Problems faced by existing and former staff members with the EU’s institutions and agencies, relating to working conditions and rights, as well as those seeking employment with the EU.

Top cases


Thursday | 10 June 2021

Ombudsman makes suggestions to improve the transparency of environmental information about projects financed by the European Investment Bank (EIB)

The Ombudsman has set out preliminary findings to the European Investment Bank (EIB) in the context of three ongoing related inquiries into the transparency of environmental information about EIB-financed projects. The preliminary findings include suggestions to the EIB on a series of measures it could take to improve transparency.

Press release

Tuesday | 18 May 2021

Ombudsman launches broad inquiry into Commission handling of staff ‘revolving doors’ cases

European Ombudsman Emily O’Reilly has launched a wide-ranging inquiry into how the Commission handles so-called ‘revolving doors’ cases among its staff.

The inquiry is part of a reinforced monitoring of how the EU administration implements the ethics obligations on EU staff who move to the private sector.


Monday | 19 April 2021

European Insurance and Occupational Pensions Authority (EIOPA) accepts Ombudsman proposal to increase transparency of decision making

The complaint concerned the transparency of how the European Insurance and Occupational Pensions Authority (EIOPA), and in particular its 'Board of Supervisors', adopts draft regulatory technical standards (draft RTS). The complainant sought public access to details of the Board’s recent vote on a draft RTS on 'packaged retail investment products'. The EIOPA refused to make such information publicly available. The complainant is concerned about how the EIOPA dealt with his request, and the more general failure to make public information concerning votes and debates on draft RTSs.

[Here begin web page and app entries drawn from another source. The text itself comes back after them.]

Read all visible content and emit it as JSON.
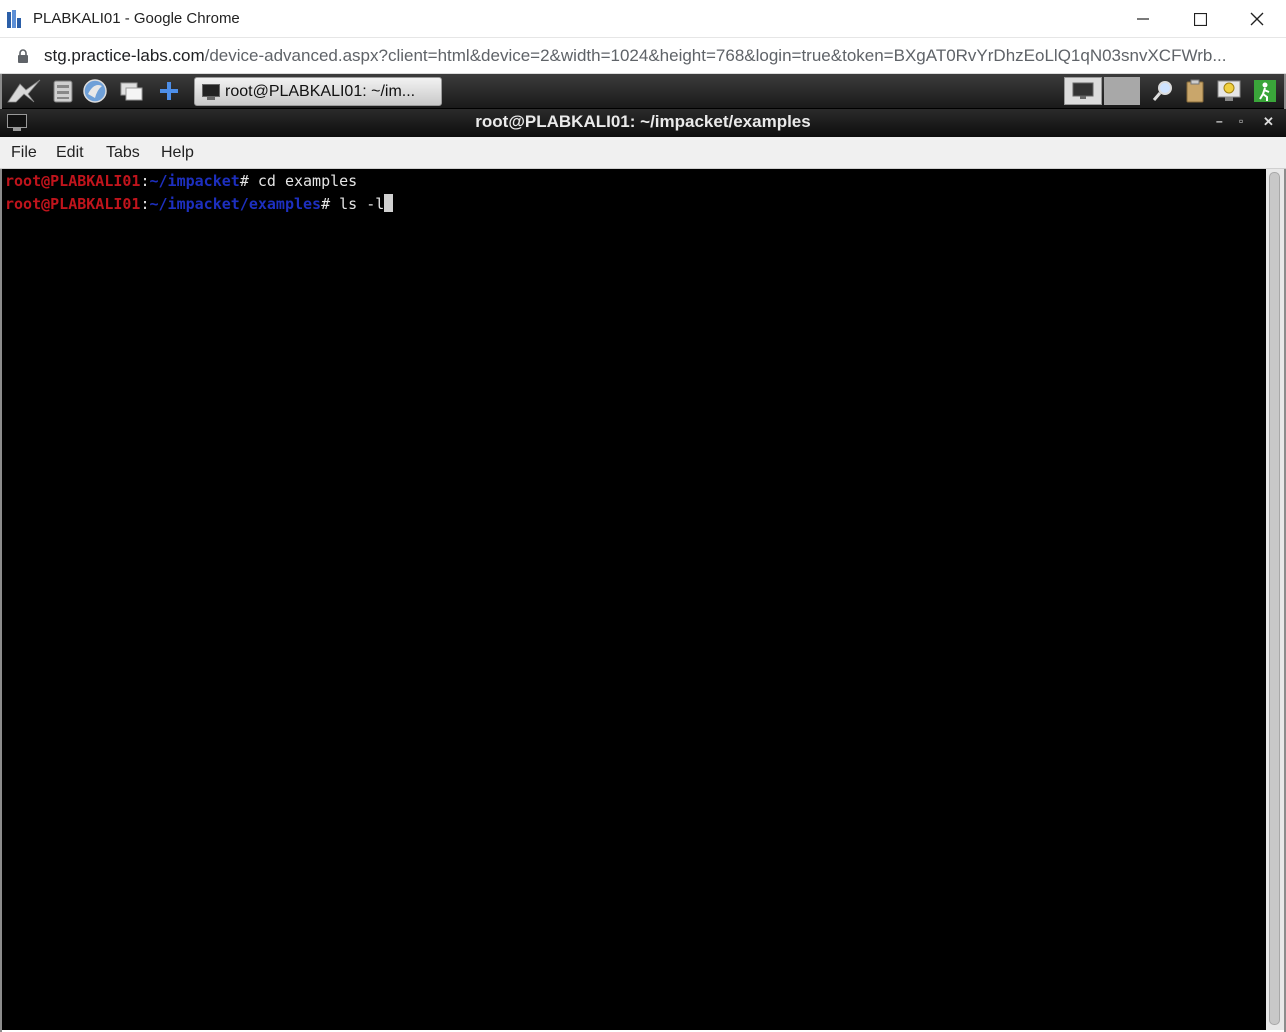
{
  "browser": {
    "window_title": "PLABKALI01 - Google Chrome",
    "url_host": "stg.practice-labs.com",
    "url_rest": "/device-advanced.aspx?client=html&device=2&width=1024&height=768&login=true&token=BXgAT0RvYrDhzEoLlQ1qN03snvXCFWrb..."
  },
  "panel": {
    "task_label": "root@PLABKALI01: ~/im..."
  },
  "terminal_window": {
    "title": "root@PLABKALI01: ~/impacket/examples",
    "menu": [
      "File",
      "Edit",
      "Tabs",
      "Help"
    ]
  },
  "terminal": {
    "lines": [
      {
        "user": "root@PLABKALI01",
        "sep": ":",
        "path": "~/impacket",
        "prompt": "# ",
        "cmd": "cd examples"
      },
      {
        "user": "root@PLABKALI01",
        "sep": ":",
        "path": "~/impacket/examples",
        "prompt": "# ",
        "cmd": "ls -l"
      }
    ]
  },
  "colors": {
    "prompt_user": "#c0141c",
    "prompt_path": "#1d2fbf",
    "terminal_bg": "#000000"
  }
}
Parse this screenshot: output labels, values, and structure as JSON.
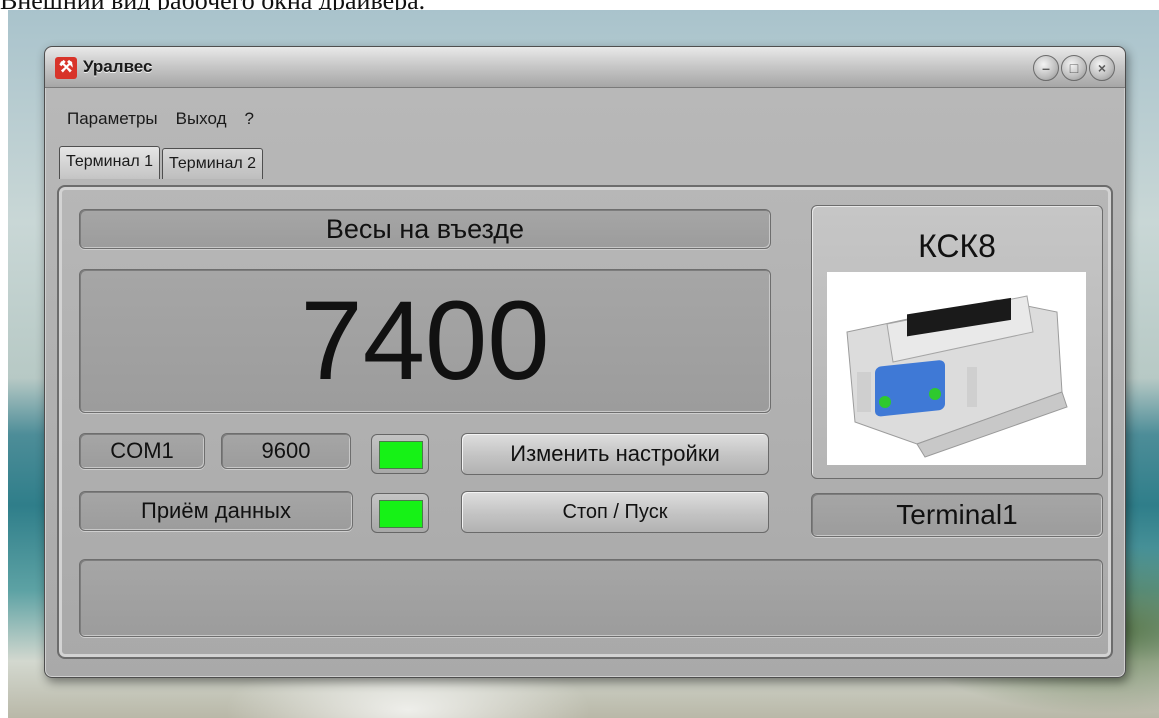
{
  "document_caption": "Внешний вид рабочего окна драйвера.",
  "window": {
    "title": "Уралвес",
    "app_icon": "hammer-tools-icon",
    "controls": [
      {
        "icon": "minimize-icon",
        "glyph": "–"
      },
      {
        "icon": "maximize-icon",
        "glyph": "□"
      },
      {
        "icon": "close-icon",
        "glyph": "×"
      }
    ]
  },
  "menu": [
    "Параметры",
    "Выход",
    "?"
  ],
  "tabs": [
    {
      "label": "Терминал 1",
      "active": true
    },
    {
      "label": "Терминал 2",
      "active": false
    }
  ],
  "scale": {
    "name": "Весы на въезде",
    "weight": "7400"
  },
  "connection": {
    "port": "COM1",
    "baud": "9600",
    "status_led_color": "#16f216",
    "change_settings_label": "Изменить настройки",
    "rx_label": "Приём данных",
    "rx_led_color": "#16f216",
    "stop_start_label": "Стоп / Пуск"
  },
  "device": {
    "model": "КСК8",
    "terminal_name": "Terminal1",
    "photo_icon": "weighing-terminal-image"
  },
  "message_area": ""
}
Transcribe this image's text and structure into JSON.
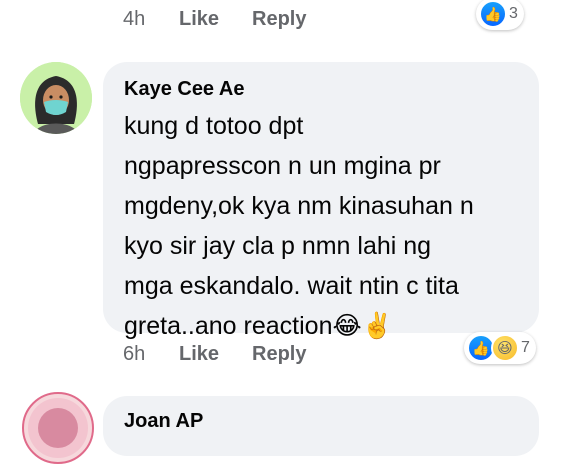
{
  "comments": [
    {
      "time": "4h",
      "like_label": "Like",
      "reply_label": "Reply",
      "reactions": {
        "icons": [
          "like-icon"
        ],
        "count": "3"
      }
    },
    {
      "author": "Kaye Cee Ae",
      "text": "kung d totoo dpt\nngpapresscon n un mgina pr\nmgdeny,ok kya nm kinasuhan n\nkyo sir jay  cla p nmn lahi ng\nmga eskandalo. wait ntin c tita\ngreta..ano reaction",
      "text_emojis": [
        "😂",
        "✌️"
      ],
      "time": "6h",
      "like_label": "Like",
      "reply_label": "Reply",
      "reactions": {
        "icons": [
          "like-icon",
          "haha-icon"
        ],
        "count": "7"
      }
    },
    {
      "author": "Joan AP"
    }
  ],
  "colors": {
    "bubble": "#f0f2f5",
    "meta_text": "#65676b",
    "like_blue": "#0866ff",
    "haha_yellow": "#f7b928"
  }
}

In the context of the Ombudsman's inquiry, she sent her preliminary assessment to the EIOPA to seek its views. The Ombudsman considered that documents such as those at issue in the complaint should be considered as "legislative documents" and, in keeping with the EU's rules on public access to documents, the EIOPA should provide wider access to such documents. She considered that the EIOPA has not provided convincing arguments for invoking the exceptions under the EU's rules on public access to documents, to justify withholding access to the documents, and urged the EIOPA to grant access to the documents at issue in this complaint.

The EIOPA replied to the Ombudsman and indicated that it agrees that the draft standards at issue do relate to the legislative process. The EIOPA agreed to grant the complainant public access to the documents in question and to ensure that, in the future, its minutes on meetings of its Board of Supervisors contain appropriate information on members’ votes on legislative matters. The Ombudsman welcomed EIOPA’s reply and the steps taken, and closed the inquiry.